*What the task requires*.
What the response needs is every record, repeated verbatim, and no images.

• • • •

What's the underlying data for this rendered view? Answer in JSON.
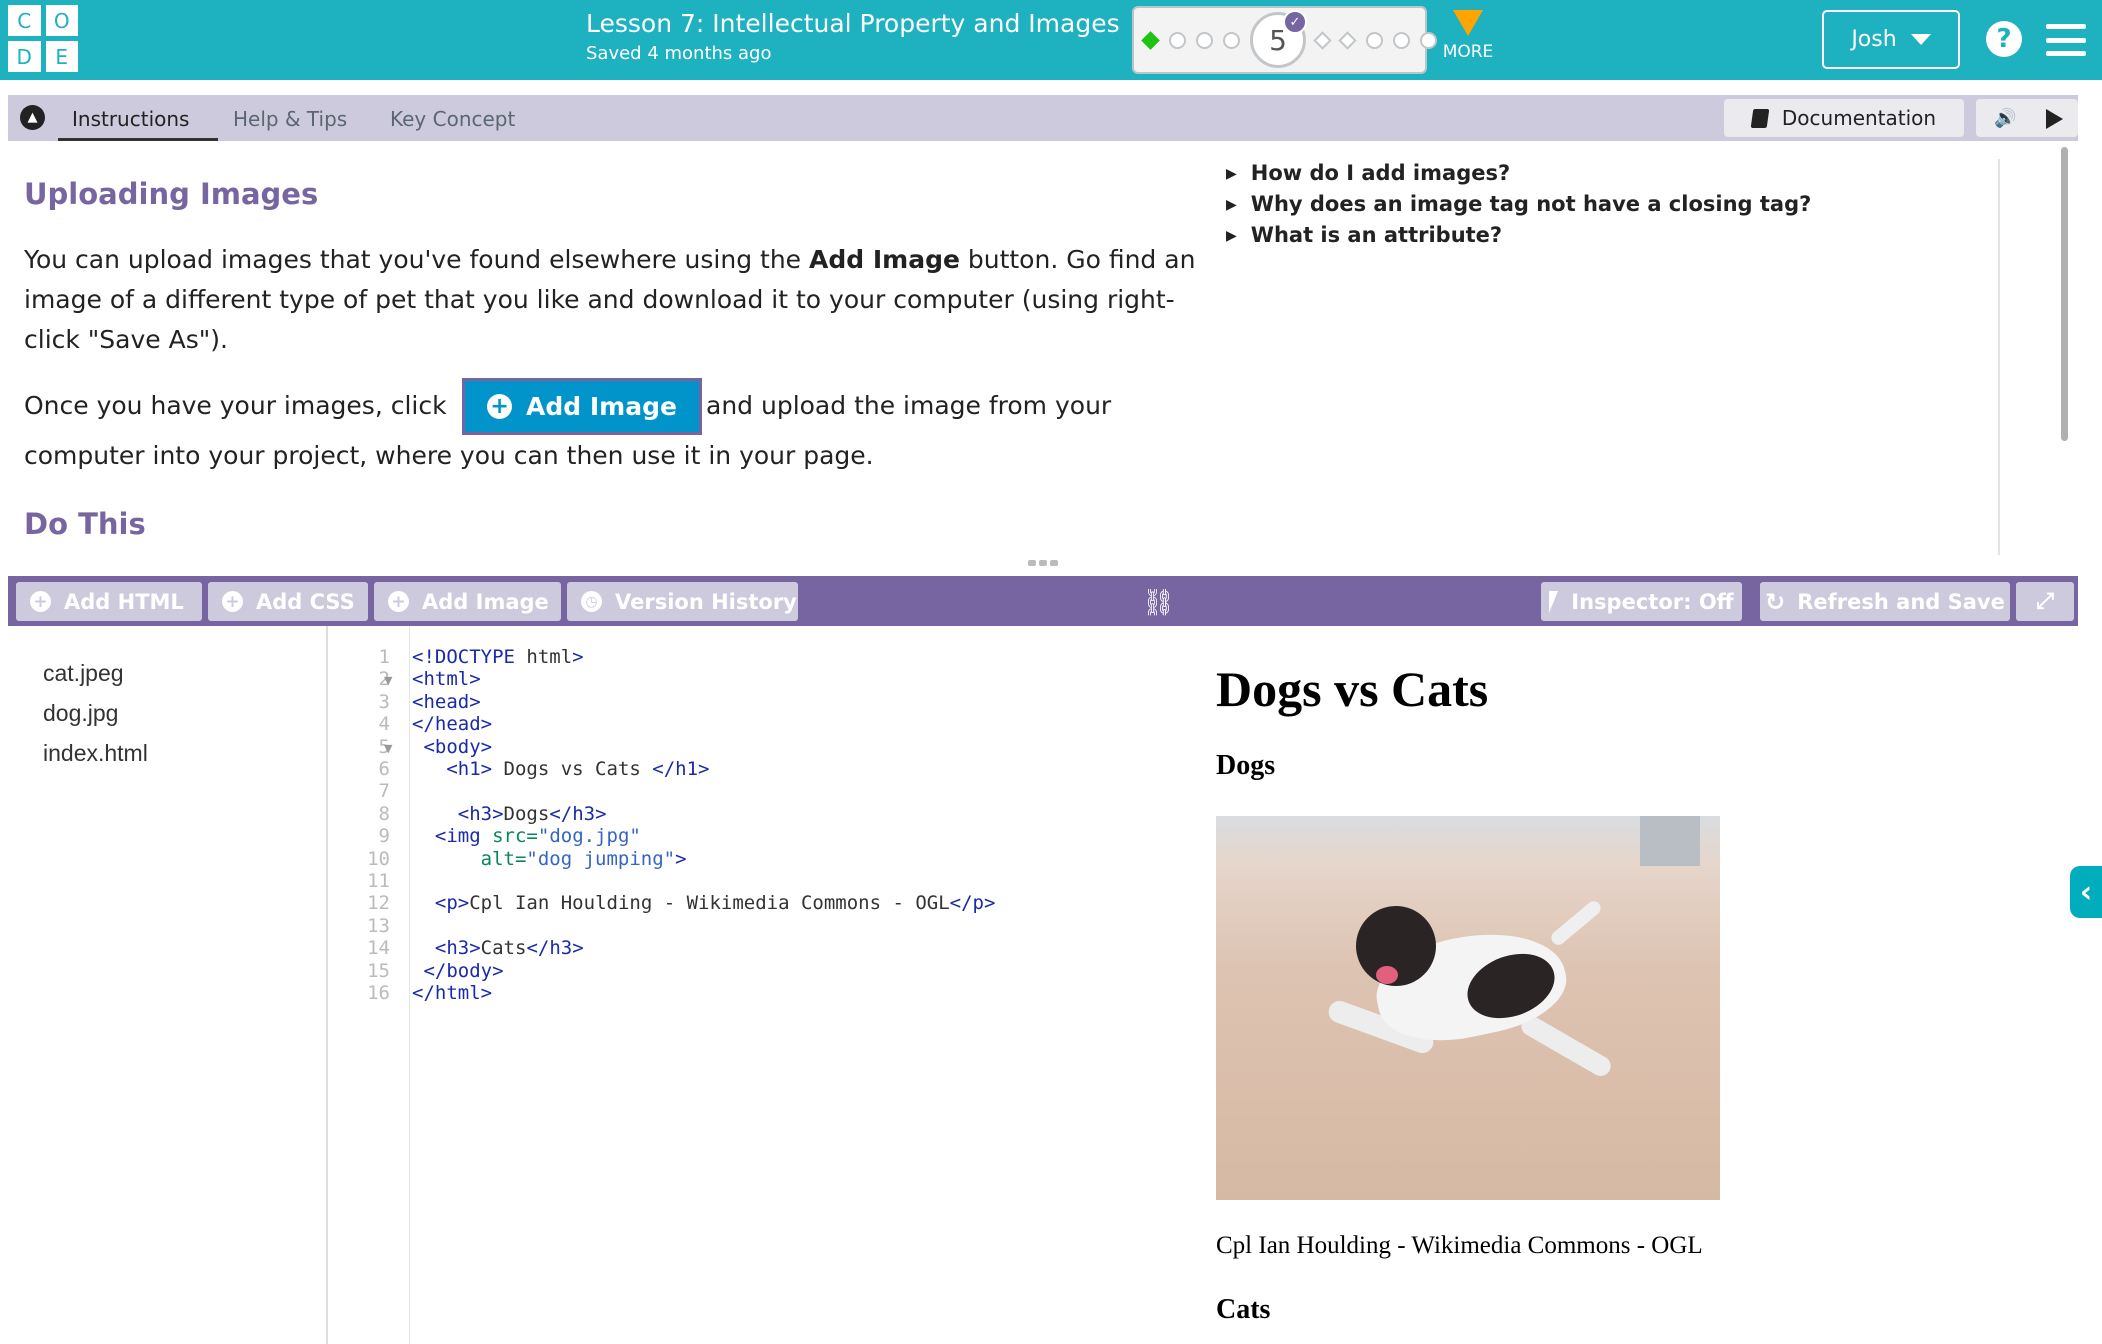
{
  "header": {
    "logo_letters": [
      "C",
      "O",
      "D",
      "E"
    ],
    "lesson_title": "Lesson 7: Intellectual Property and Images",
    "saved_text": "Saved 4 months ago",
    "progress": {
      "current_level": "5",
      "before": [
        "done",
        "bubble",
        "bubble",
        "bubble"
      ],
      "after": [
        "diamond",
        "diamond",
        "bubble",
        "bubble",
        "bubble"
      ]
    },
    "more_label": "MORE",
    "user_name": "Josh",
    "help_icon": "?"
  },
  "instructions": {
    "tabs": [
      "Instructions",
      "Help & Tips",
      "Key Concept"
    ],
    "active_tab": "Instructions",
    "documentation_label": "Documentation",
    "heading": "Uploading Images",
    "para1_before": "You can upload images that you've found elsewhere using the ",
    "para1_bold": "Add Image",
    "para1_after": " button. Go find an image of a different type of pet that you like and download it to your computer (using right-click \"Save As\").",
    "para2_before": "Once you have your images, click",
    "inline_button": "Add Image",
    "para2_after": "and upload the image from your",
    "para2_line2": "computer into your project, where you can then use it in your page.",
    "do_this": "Do This",
    "faq": [
      "How do I add images?",
      "Why does an image tag not have a closing tag?",
      "What is an attribute?"
    ]
  },
  "toolbar": {
    "add_html": "Add HTML",
    "add_css": "Add CSS",
    "add_image": "Add Image",
    "version_history": "Version History",
    "inspector": "Inspector: Off",
    "refresh_save": "Refresh and Save"
  },
  "files": [
    "cat.jpeg",
    "dog.jpg",
    "index.html"
  ],
  "code_lines": [
    "<!DOCTYPE html>",
    "<html>",
    "<head>",
    "</head>",
    " <body>",
    "   <h1> Dogs vs Cats </h1>",
    "",
    "    <h3>Dogs</h3>",
    "  <img src=\"dog.jpg\"",
    "      alt=\"dog jumping\">",
    "",
    "  <p>Cpl Ian Houlding - Wikimedia Commons - OGL</p>",
    "",
    "  <h3>Cats</h3>",
    " </body>",
    "</html>"
  ],
  "preview": {
    "h1": "Dogs vs Cats",
    "h3_dogs": "Dogs",
    "caption": "Cpl Ian Houlding - Wikimedia Commons - OGL",
    "h3_cats": "Cats"
  },
  "colors": {
    "header": "#1eb1bf",
    "accent_purple": "#7665a0",
    "tab_bar": "#cecadd",
    "add_image_blue": "#0094ca"
  }
}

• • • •

*Exercise response*.
What's the underlying data for this rendered view? Answer in JSON.
{
  "header": {
    "logo_letters": [
      "C",
      "O",
      "D",
      "E"
    ],
    "lesson_title": "Lesson 7: Intellectual Property and Images",
    "saved_text": "Saved 4 months ago",
    "progress": {
      "current_level": "5",
      "before": [
        "done",
        "bubble",
        "bubble",
        "bubble"
      ],
      "after": [
        "diamond",
        "diamond",
        "bubble",
        "bubble",
        "bubble"
      ]
    },
    "more_label": "MORE",
    "user_name": "Josh",
    "help_icon": "?"
  },
  "instructions": {
    "tabs": [
      "Instructions",
      "Help & Tips",
      "Key Concept"
    ],
    "active_tab": "Instructions",
    "documentation_label": "Documentation",
    "heading": "Uploading Images",
    "para1_before": "You can upload images that you've found elsewhere using the ",
    "para1_bold": "Add Image",
    "para1_after": " button. Go find an image of a different type of pet that you like and download it to your computer (using right-click \"Save As\").",
    "para2_before": "Once you have your images, click",
    "inline_button": "Add Image",
    "para2_after": "and upload the image from your",
    "para2_line2": "computer into your project, where you can then use it in your page.",
    "do_this": "Do This",
    "faq": [
      "How do I add images?",
      "Why does an image tag not have a closing tag?",
      "What is an attribute?"
    ]
  },
  "toolbar": {
    "add_html": "Add HTML",
    "add_css": "Add CSS",
    "add_image": "Add Image",
    "version_history": "Version History",
    "inspector": "Inspector: Off",
    "refresh_save": "Refresh and Save"
  },
  "files": [
    "cat.jpeg",
    "dog.jpg",
    "index.html"
  ],
  "code_lines": [
    "<!DOCTYPE html>",
    "<html>",
    "<head>",
    "</head>",
    " <body>",
    "   <h1> Dogs vs Cats </h1>",
    "",
    "    <h3>Dogs</h3>",
    "  <img src=\"dog.jpg\"",
    "      alt=\"dog jumping\">",
    "",
    "  <p>Cpl Ian Houlding - Wikimedia Commons - OGL</p>",
    "",
    "  <h3>Cats</h3>",
    " </body>",
    "</html>"
  ],
  "preview": {
    "h1": "Dogs vs Cats",
    "h3_dogs": "Dogs",
    "caption": "Cpl Ian Houlding - Wikimedia Commons - OGL",
    "h3_cats": "Cats"
  },
  "colors": {
    "header": "#1eb1bf",
    "accent_purple": "#7665a0",
    "tab_bar": "#cecadd",
    "add_image_blue": "#0094ca"
  }
}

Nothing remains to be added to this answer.